Lines in the entries below where the word "repost" shows up should each be copied.

--

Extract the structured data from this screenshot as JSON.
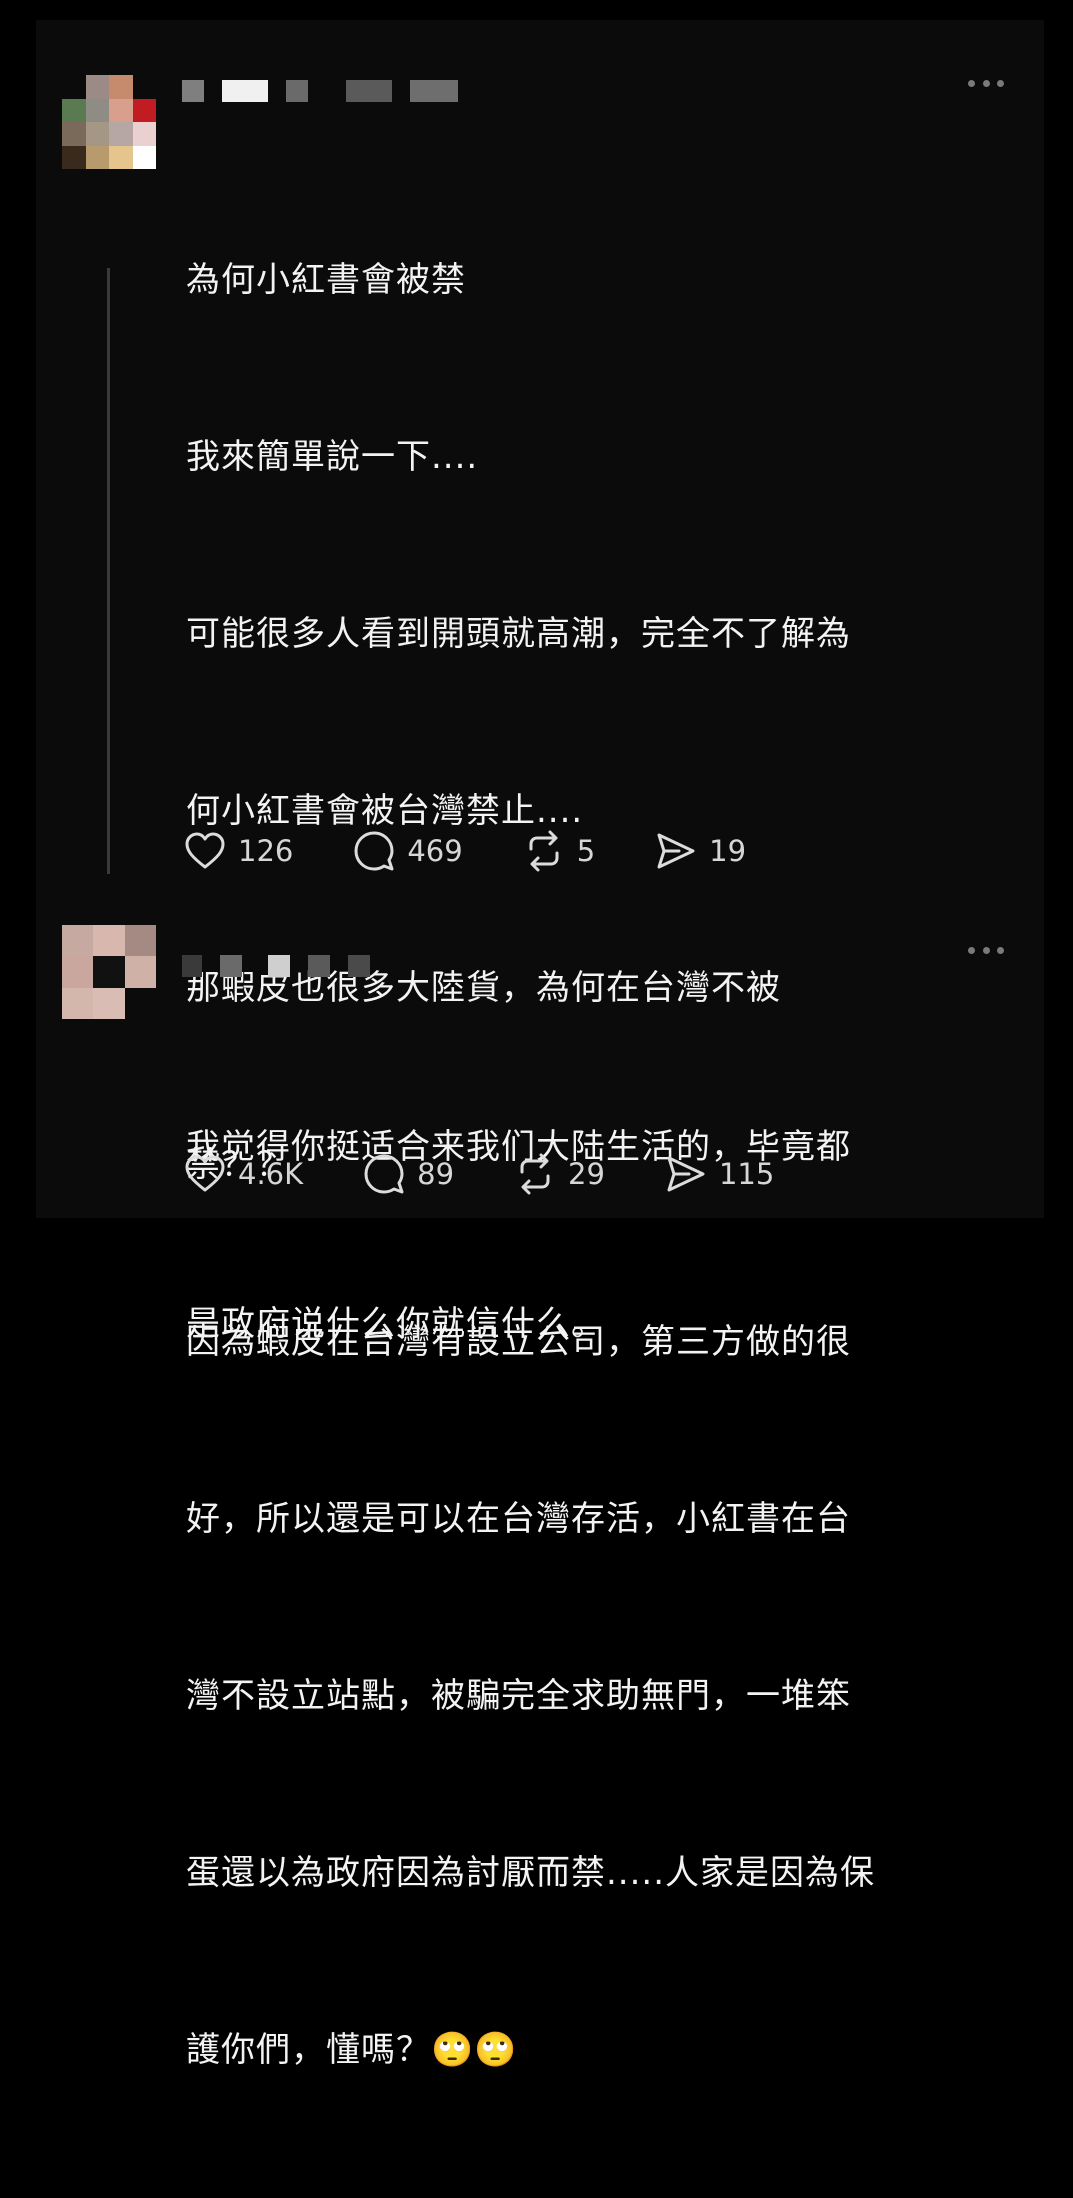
{
  "colors": {
    "background": "#000000",
    "panel": "#0b0b0b",
    "text": "#f3f3f3",
    "muted": "#d6d6d6",
    "divider": "#3a3a3a"
  },
  "posts": [
    {
      "author_redacted": true,
      "lines": [
        "為何小紅書會被禁",
        "我來簡單說一下....",
        "可能很多人看到開頭就高潮，完全不了解為",
        "何小紅書會被台灣禁止....",
        "那蝦皮也很多大陸貨，為何在台灣不被",
        "禁？？",
        "因為蝦皮在台灣有設立公司，第三方做的很",
        "好，所以還是可以在台灣存活，小紅書在台",
        "灣不設立站點，被騙完全求助無門，一堆笨",
        "蛋還以為政府因為討厭而禁.....人家是因為保",
        "護你們，懂嗎？🙄🙄"
      ],
      "actions": {
        "like": "126",
        "reply": "469",
        "repost": "5",
        "share": "19"
      }
    },
    {
      "author_redacted": true,
      "lines": [
        "我觉得你挺适合来我们大陆生活的，毕竟都",
        "是政府说什么你就信什么。"
      ],
      "actions": {
        "like": "4.6K",
        "reply": "89",
        "repost": "29",
        "share": "115"
      }
    }
  ],
  "icons": {
    "more": "more-icon",
    "like": "heart-icon",
    "reply": "reply-icon",
    "repost": "repost-icon",
    "share": "share-icon"
  }
}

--

Answer space =
        "repost": "5",
        "repost": "29",
    "repost": "repost-icon",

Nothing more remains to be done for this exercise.